[RECORDS FOR PROCESSING — start]
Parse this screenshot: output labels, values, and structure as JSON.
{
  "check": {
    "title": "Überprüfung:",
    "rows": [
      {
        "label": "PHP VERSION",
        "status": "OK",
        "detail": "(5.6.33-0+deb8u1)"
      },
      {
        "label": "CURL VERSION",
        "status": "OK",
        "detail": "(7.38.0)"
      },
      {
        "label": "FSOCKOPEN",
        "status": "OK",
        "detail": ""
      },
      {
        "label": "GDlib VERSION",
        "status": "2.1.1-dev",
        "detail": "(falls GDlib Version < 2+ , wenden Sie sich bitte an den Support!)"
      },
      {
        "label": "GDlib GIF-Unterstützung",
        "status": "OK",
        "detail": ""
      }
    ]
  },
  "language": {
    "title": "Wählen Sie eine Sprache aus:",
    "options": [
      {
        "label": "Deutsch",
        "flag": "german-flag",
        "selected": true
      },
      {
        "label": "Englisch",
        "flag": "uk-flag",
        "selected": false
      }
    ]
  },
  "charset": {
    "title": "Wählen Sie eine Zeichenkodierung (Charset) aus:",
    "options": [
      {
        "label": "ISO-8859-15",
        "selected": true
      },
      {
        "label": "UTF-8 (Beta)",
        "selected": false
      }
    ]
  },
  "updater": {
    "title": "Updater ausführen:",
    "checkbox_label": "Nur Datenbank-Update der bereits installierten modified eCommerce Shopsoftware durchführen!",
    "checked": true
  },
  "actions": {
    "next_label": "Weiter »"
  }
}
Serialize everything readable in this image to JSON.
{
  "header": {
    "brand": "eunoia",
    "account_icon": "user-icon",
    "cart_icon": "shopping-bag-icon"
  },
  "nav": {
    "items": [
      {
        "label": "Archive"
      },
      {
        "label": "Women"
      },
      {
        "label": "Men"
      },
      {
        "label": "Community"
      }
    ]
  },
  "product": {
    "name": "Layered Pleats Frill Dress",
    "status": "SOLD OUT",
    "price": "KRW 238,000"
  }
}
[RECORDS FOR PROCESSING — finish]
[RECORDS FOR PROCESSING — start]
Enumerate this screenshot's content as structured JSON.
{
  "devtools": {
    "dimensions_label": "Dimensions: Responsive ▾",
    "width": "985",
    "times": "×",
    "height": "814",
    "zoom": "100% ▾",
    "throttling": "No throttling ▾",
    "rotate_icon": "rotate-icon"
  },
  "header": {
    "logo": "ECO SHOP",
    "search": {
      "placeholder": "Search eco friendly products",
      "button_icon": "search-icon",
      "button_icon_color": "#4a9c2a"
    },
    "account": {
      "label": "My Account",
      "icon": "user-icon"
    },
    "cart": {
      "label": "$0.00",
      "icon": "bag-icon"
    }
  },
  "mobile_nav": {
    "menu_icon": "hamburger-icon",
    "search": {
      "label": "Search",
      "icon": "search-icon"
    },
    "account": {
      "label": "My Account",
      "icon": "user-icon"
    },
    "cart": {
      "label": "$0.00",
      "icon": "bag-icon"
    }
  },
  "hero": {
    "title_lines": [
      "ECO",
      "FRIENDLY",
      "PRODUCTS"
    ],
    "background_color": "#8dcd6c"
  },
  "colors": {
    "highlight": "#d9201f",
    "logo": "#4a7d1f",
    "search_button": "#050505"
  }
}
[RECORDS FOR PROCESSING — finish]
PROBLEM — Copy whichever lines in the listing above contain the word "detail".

WRITTEN RESPONSE —
        "detail": "(5.6.33-0+deb8u1)"
        "detail": "(7.38.0)"
        "detail": ""
        "detail": "(falls GDlib Version < 2+ , wenden Sie sich bitte an den Support!)"
        "detail": ""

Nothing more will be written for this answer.